What is a Cyber Security Incident?
The UK is lucky to have a National Cyber Security Centre, a government-led centre of expertise and resources, so Hayachi Services will defer to their definition:
1. Attempts to gain unauthorised access to a system and/or to data.
2. The unauthorised use of systems for the processing or storing of data.
3. Changes to a systems firmware, software or hardware without the system owners consent.
4. Malicious disruption and/or denial of service.
Tools and Expertise
In our piece on securing against supply chain attacks we also listed Open Source tools freely availably to assist organisations of all sizes detect, identify and prevent cyber-criminals from successfully attacking your business.
It is however the case that these freely available tools are also used by cyber-criminals, meaning they aren’t necessarily as secure as Castle walls – not without expertise to guard them.
Anyone can install tools, but the configuration and maintenance of said tools costs time and money. This is why next-generation EDR solutions offer threat-hunting to help you identify if someone is trying to hack you, and how far they managed to get.
The global shortage of Cyber Security professionals adds complexity to this need for expertise, and many of our larger clients will lean on external-partners in order to bolster a one or two-person internal IT Security team. This is for top-10 UK law firms, and as such you can imagine SMEs will not have the wherewithal to have any such presence.
It is important to look a capability ‘in the round’ and see where professional service fees come into play alongside how a vendor will manage Incident Response. For example, you may not have the expertise to run attestation on all the files and software your business uses, but Panda Security offer 100% attestation as part-and-parcel anyway.
Identifying Cyber Security Incidents
There is no single centre of excellence. Any vendor who tells you they are exactly that, is lying. This is why Hayachi Services prefer to have honest conversations about how to improve IT Security and draw from a variety of expert opinions including the NCSC’s publicly available advice for SMEs.
Your primary investments will be in Endpoint Security, Email Security and Network Security. These aspects of security will always be core to any business operation.

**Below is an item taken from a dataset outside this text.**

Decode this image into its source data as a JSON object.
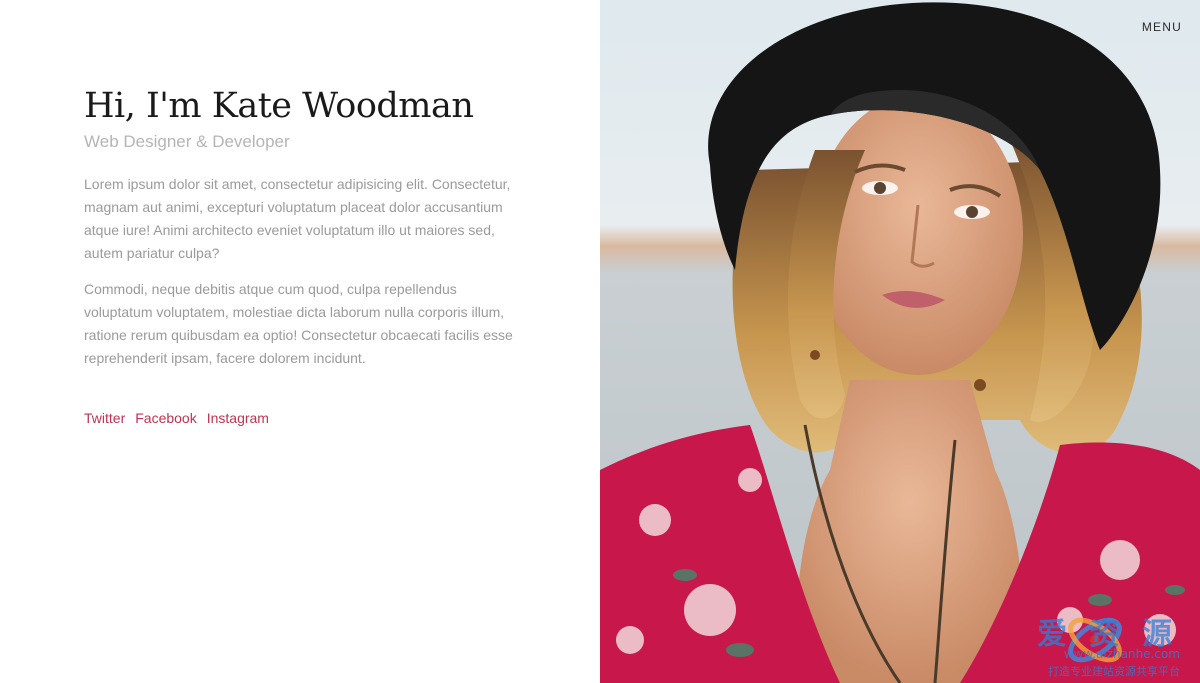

Through using industry-leading technologies in the above spaces, you will naturally have configured automatic alerts so that when systems detect an incident they will email an IT Service Management system and perhaps key-internal stakeholders.
It is important to have systems which minimise false-alerts, such Panda Security’s Adaptive Defense which reduces alerts by more than 70%, because this improves your Incident-Response by not wasting precious time in the event of an incident.

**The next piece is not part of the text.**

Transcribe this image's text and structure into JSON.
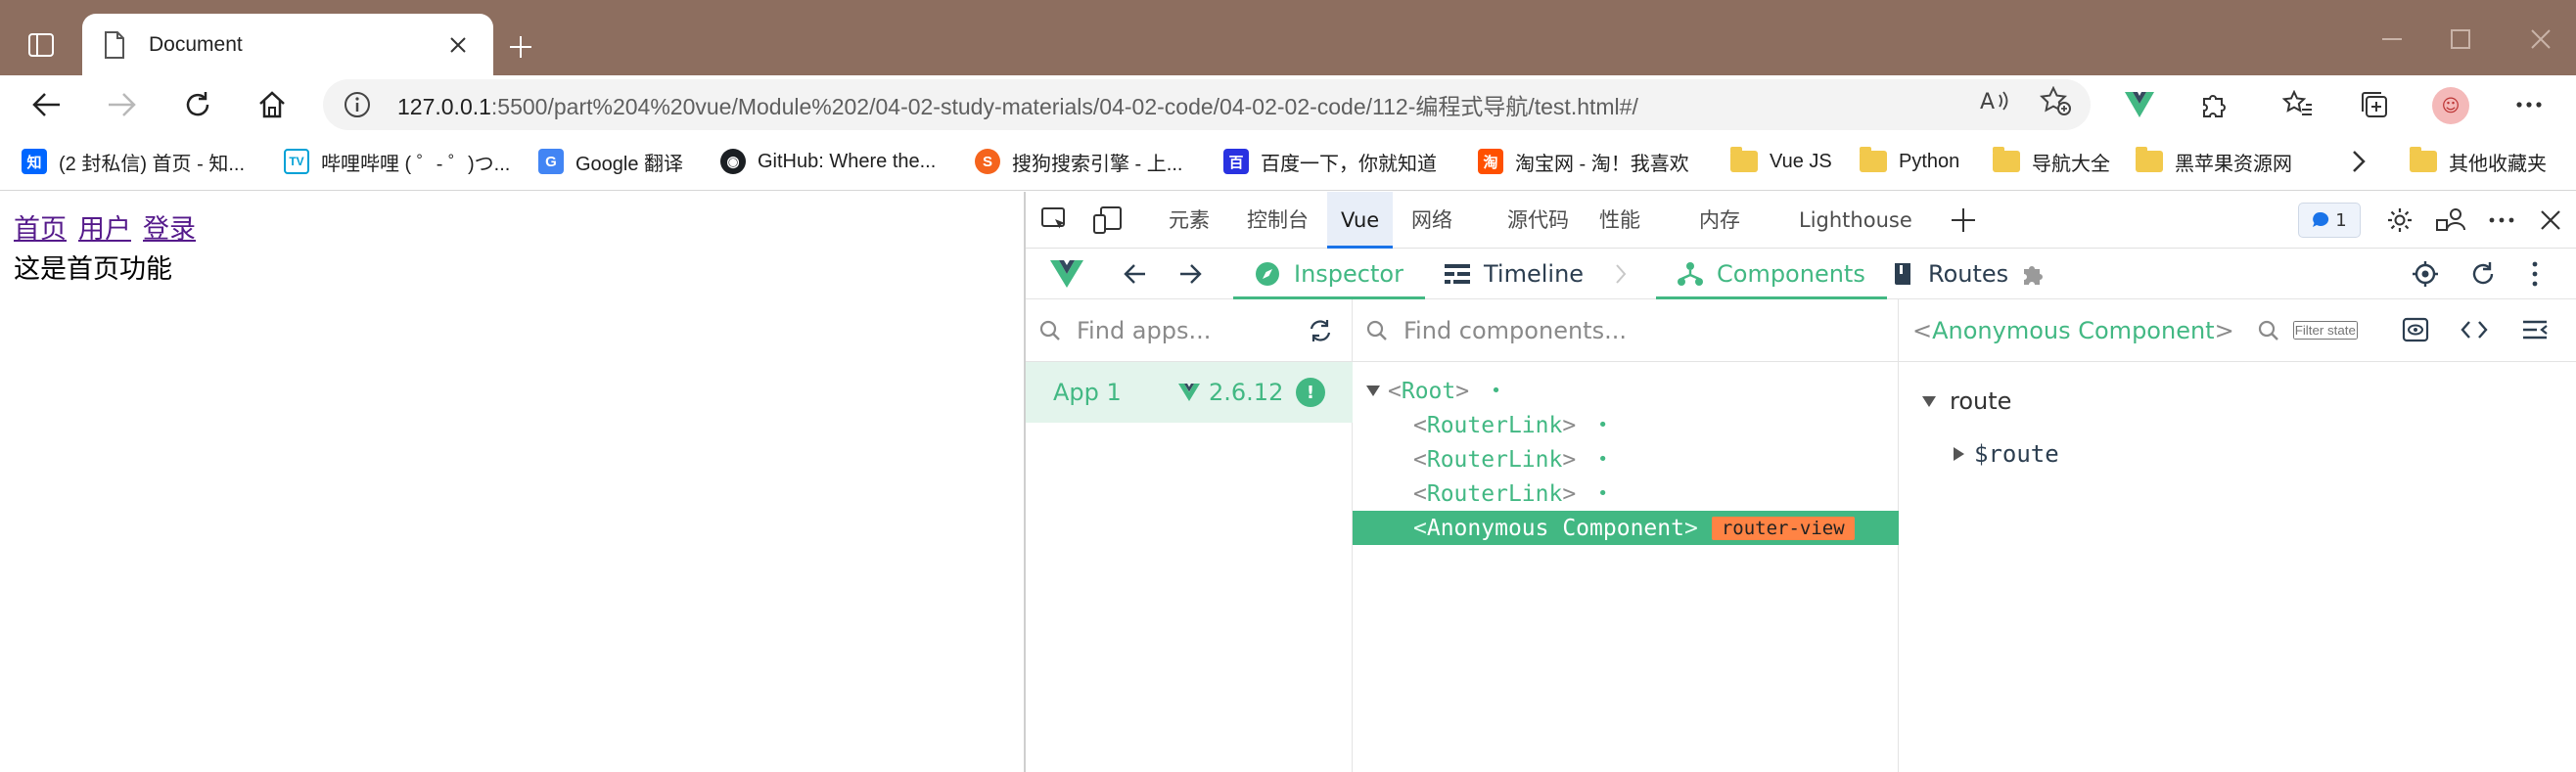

Incident Response is in short: how long it takes to see that a ticket or alert has been logged and responded to. We would add: in a meaningful way.
Where a Cyber Security incident has been identified it is important to have a response within a few minutes, this is primarily because attacks are coded and automated to propagate throughout a victim’s systems.
A quick turnaround can prevent an infection going out of control which is why we insist on meaningful responses – blocking the attack, isolating a system, shutting down a system. Imagine a successful cyber-attack happening on an endpoint that has no security on it, such as an IOT-enabled Fridge, and this in turn being the entry-point to attack your most critical servers because the device wasn’t isolated in the first place.
Identifying Historical Cyber Security Incidents
It is sometimes the case that a databreach will occur without the knowledge of the business and will only be detected in hindsight. Data-Loss Prevention is core to this, but it is simply a fact that organisations will suffer breaches over time – not even the most secure facilities have such impeccable records.
The average time it takes for an organisation to identify a databreach is in fact a very long-time – it can be over 6 months and is often 18 full months since an incident occurred. That is if an organisation detects a breach at all.
Logging is central to being able to understand the activities which took place, resulting in a Cyber Security incident. For readers who do not have the budget to implement a SOC the NCSC have yet another Open Source tool they recommend for this.
Logging everything takes in-ordinate amounts of storage space and logging nothing isn’t very helpful: it is important to be able to classify the sensitivity of information and focus your logging on the most sensitive systems, making the most of limited storage space.
We at Hayachi Services would recommend that you try to retain logs for at least 12 months, and ideally 24 months wherever possible. The solutions we provide retain their logs for 12 months so one approach is to keep backups of those logs which are older.